Latest research suggests CBO estimates of the president's health care reform act aren't even close and ObamaCare would actually pile on national debt.
Prescribed by President Obama and a heavy-handed Democratic Party majority as political reform designed to cut deficit spending and brighten the federal government’s unsustainable fiscal outlook, the Affordable Care Act (ACA) would actually add as much as $530 billion to federal deficits while increasing spending by more than $1.15 trillion by 2021, according to a newly released Mercatus Center study.
The law includes a federal mandate requiring almost all Americans to purchase health insurance, federally subsidized health insurance exchanges, greatly expanded eligibility for Medicaid, reduced increases in Medicare payments, and an array of new taxes.
“The essence of (proponents') view was that the federal government’s long-term fiscal shortfall was almost entirely due to excess health care cost inflation and that comprehensive health care reform was therefore the most urgent requirement for fixing the fiscal problem,” said Charles Blahous, senior research fellow at the Mercatus Center of George Mason University.
During an April 2011 speech, Obama claimed his reforms in the health care law would “reduce our deficit by $1 trillion.”
In 2009, Peter Orszag, an avid ACA supporter, was named to head the Congressional Budget Office (CBO), which claimed the 2,700-page bill would shrink the national deficit, increase insurance coverage to millions of low-income Americans and fix Medicare.
The federal deficit has already increased over $5.5 trillion during President Obama’s term and the major costs of ACA do not kick in until 2014.
“Make no mistake: health care reform is entitlement reform,” said Obama in April 2009. Before the bill gained bitterly partisan approval in a sharply divided congress, former House Speaker Nancy Pelosi said “we must pass it so that you can see what is in it.”
“The federal government promised the health care law would finance two different activities-increasing Medicare solvency and extending health care coverage, but with only enough savings to pay for one. Thus, the ACA’s total new spending well exceeds its cost-savings provisions,” says Blahous in the Mercatus Center study.

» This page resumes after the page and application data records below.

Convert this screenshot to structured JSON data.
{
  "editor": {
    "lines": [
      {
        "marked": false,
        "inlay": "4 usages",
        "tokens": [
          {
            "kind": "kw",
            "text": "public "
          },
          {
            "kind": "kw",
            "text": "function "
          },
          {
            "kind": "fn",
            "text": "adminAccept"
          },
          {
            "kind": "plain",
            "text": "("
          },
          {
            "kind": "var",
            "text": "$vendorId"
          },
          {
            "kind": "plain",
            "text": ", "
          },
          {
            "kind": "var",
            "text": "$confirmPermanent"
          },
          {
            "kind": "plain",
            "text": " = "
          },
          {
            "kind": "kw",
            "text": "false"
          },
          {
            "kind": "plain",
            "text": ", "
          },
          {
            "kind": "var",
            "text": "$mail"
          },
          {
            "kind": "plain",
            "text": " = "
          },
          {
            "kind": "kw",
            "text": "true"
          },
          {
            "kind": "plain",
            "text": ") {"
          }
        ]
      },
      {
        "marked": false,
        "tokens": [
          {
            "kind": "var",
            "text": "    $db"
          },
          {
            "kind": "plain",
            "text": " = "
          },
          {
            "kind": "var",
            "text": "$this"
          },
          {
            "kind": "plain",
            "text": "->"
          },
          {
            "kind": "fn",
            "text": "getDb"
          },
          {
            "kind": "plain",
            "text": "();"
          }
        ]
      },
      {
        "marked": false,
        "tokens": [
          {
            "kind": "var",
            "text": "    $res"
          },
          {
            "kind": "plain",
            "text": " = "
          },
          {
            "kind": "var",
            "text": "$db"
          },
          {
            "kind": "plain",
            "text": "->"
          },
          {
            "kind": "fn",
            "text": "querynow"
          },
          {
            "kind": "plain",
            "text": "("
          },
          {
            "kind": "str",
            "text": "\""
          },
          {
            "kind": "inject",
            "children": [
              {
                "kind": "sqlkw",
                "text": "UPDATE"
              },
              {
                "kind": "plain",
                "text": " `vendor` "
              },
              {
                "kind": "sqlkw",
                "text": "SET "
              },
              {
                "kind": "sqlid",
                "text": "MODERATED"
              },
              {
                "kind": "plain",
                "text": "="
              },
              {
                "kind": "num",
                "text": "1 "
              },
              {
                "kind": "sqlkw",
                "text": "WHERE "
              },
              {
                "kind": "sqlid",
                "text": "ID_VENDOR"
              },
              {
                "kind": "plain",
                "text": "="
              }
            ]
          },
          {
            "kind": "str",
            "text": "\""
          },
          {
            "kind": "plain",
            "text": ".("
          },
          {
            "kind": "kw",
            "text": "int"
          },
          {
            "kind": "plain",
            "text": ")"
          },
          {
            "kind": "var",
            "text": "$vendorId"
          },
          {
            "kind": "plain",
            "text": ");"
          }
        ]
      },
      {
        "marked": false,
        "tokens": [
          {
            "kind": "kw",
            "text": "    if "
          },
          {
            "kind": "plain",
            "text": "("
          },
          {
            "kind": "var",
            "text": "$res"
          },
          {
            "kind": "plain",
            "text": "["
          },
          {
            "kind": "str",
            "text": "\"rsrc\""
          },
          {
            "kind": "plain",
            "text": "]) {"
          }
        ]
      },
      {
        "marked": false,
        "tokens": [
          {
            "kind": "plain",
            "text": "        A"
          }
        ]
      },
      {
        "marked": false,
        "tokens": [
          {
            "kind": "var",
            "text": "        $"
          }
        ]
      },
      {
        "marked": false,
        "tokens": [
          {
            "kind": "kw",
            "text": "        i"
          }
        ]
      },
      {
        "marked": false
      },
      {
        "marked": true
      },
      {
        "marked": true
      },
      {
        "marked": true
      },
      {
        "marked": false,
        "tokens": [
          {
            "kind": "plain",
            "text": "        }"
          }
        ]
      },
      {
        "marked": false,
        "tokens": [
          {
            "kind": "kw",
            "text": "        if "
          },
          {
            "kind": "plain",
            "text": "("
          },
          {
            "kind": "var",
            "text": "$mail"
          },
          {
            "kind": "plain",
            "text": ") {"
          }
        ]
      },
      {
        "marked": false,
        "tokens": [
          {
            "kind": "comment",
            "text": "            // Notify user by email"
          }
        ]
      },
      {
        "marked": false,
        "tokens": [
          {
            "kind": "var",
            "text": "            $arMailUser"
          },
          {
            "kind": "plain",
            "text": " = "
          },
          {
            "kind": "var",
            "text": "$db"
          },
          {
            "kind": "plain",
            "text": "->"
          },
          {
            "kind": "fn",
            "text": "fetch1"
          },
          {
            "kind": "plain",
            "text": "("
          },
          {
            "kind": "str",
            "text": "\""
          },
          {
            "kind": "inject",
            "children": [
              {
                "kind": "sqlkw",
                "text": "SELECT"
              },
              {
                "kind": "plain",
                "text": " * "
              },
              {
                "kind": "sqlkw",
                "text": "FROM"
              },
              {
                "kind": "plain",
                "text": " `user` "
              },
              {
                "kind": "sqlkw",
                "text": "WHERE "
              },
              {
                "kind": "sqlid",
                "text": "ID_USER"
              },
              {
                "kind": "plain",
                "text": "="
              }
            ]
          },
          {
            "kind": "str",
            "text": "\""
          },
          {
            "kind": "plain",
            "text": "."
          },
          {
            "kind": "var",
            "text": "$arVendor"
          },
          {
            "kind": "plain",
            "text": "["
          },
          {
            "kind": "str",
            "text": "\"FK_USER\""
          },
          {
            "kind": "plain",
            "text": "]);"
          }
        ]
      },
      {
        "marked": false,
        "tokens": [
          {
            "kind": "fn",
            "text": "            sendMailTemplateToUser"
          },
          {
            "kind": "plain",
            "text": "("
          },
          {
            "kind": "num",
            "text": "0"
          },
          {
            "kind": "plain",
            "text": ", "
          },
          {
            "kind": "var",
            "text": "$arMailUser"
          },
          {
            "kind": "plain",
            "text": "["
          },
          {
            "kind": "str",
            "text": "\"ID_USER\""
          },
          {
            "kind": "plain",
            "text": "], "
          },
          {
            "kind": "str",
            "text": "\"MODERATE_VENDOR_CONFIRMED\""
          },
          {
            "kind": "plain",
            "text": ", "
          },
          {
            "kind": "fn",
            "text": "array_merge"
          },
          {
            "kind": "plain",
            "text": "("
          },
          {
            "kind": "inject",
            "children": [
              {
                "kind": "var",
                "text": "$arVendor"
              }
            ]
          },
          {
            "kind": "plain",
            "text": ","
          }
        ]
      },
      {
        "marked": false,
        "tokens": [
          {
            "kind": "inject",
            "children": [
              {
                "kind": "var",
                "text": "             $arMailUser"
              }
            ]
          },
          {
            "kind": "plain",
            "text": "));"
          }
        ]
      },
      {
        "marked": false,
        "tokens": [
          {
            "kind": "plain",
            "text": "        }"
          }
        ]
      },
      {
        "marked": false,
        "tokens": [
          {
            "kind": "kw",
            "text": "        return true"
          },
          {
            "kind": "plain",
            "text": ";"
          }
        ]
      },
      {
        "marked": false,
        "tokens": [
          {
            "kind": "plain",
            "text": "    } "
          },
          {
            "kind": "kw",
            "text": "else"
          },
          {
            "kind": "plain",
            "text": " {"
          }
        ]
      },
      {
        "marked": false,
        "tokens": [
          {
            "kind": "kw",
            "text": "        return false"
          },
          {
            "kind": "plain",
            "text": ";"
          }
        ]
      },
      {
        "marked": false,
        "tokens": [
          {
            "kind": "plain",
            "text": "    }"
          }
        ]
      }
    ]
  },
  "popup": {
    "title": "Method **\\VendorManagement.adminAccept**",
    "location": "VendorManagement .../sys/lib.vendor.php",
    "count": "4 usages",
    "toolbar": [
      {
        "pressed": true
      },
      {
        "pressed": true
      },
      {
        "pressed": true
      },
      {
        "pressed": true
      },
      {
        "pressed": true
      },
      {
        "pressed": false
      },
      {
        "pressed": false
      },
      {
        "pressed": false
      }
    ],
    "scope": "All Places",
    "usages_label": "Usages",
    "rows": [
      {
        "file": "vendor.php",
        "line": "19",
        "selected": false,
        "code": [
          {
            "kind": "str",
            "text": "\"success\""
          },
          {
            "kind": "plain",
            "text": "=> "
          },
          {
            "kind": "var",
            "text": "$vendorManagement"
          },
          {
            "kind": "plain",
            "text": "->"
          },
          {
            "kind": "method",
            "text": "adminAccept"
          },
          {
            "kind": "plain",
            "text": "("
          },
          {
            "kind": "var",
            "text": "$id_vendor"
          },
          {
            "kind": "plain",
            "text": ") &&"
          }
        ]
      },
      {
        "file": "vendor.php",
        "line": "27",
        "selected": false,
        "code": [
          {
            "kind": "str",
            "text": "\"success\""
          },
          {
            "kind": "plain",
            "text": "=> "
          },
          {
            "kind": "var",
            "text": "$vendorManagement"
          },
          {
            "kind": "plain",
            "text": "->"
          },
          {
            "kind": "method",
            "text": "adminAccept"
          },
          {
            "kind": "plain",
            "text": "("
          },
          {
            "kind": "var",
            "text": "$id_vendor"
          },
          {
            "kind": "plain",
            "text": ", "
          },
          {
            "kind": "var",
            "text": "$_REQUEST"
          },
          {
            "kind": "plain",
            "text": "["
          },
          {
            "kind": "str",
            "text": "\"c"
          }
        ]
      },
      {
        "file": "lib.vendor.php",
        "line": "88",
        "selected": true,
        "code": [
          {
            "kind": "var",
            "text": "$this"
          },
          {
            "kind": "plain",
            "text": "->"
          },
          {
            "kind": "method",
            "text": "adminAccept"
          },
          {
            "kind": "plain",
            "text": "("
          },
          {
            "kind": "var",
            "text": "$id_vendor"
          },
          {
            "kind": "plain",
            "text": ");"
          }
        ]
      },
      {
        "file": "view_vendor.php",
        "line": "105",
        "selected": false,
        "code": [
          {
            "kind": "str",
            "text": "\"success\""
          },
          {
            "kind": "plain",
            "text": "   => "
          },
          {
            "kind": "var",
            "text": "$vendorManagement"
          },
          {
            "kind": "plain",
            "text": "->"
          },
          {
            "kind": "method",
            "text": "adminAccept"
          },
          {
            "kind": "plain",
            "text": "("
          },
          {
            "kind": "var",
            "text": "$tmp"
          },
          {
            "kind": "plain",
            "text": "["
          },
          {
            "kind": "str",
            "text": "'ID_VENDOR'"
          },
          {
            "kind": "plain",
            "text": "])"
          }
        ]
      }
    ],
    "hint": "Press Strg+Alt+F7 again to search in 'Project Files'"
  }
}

Mercatus Study Conclusion: “To ensure the ACA does not worsen the federal fiscal outlook, fully two-thirds of its new health exchange subsidies would need to be repealed before benefits begin in 2014. Moreover, to ensure the ACA does not further increase federal health care financing commitments, the entirety of the new health subsidies and most of the ACA’s Medicaid/CHIP expansion must be eliminated. Alternatively, other cost reductions must be enacted to offset the new commitments made under the ACA.”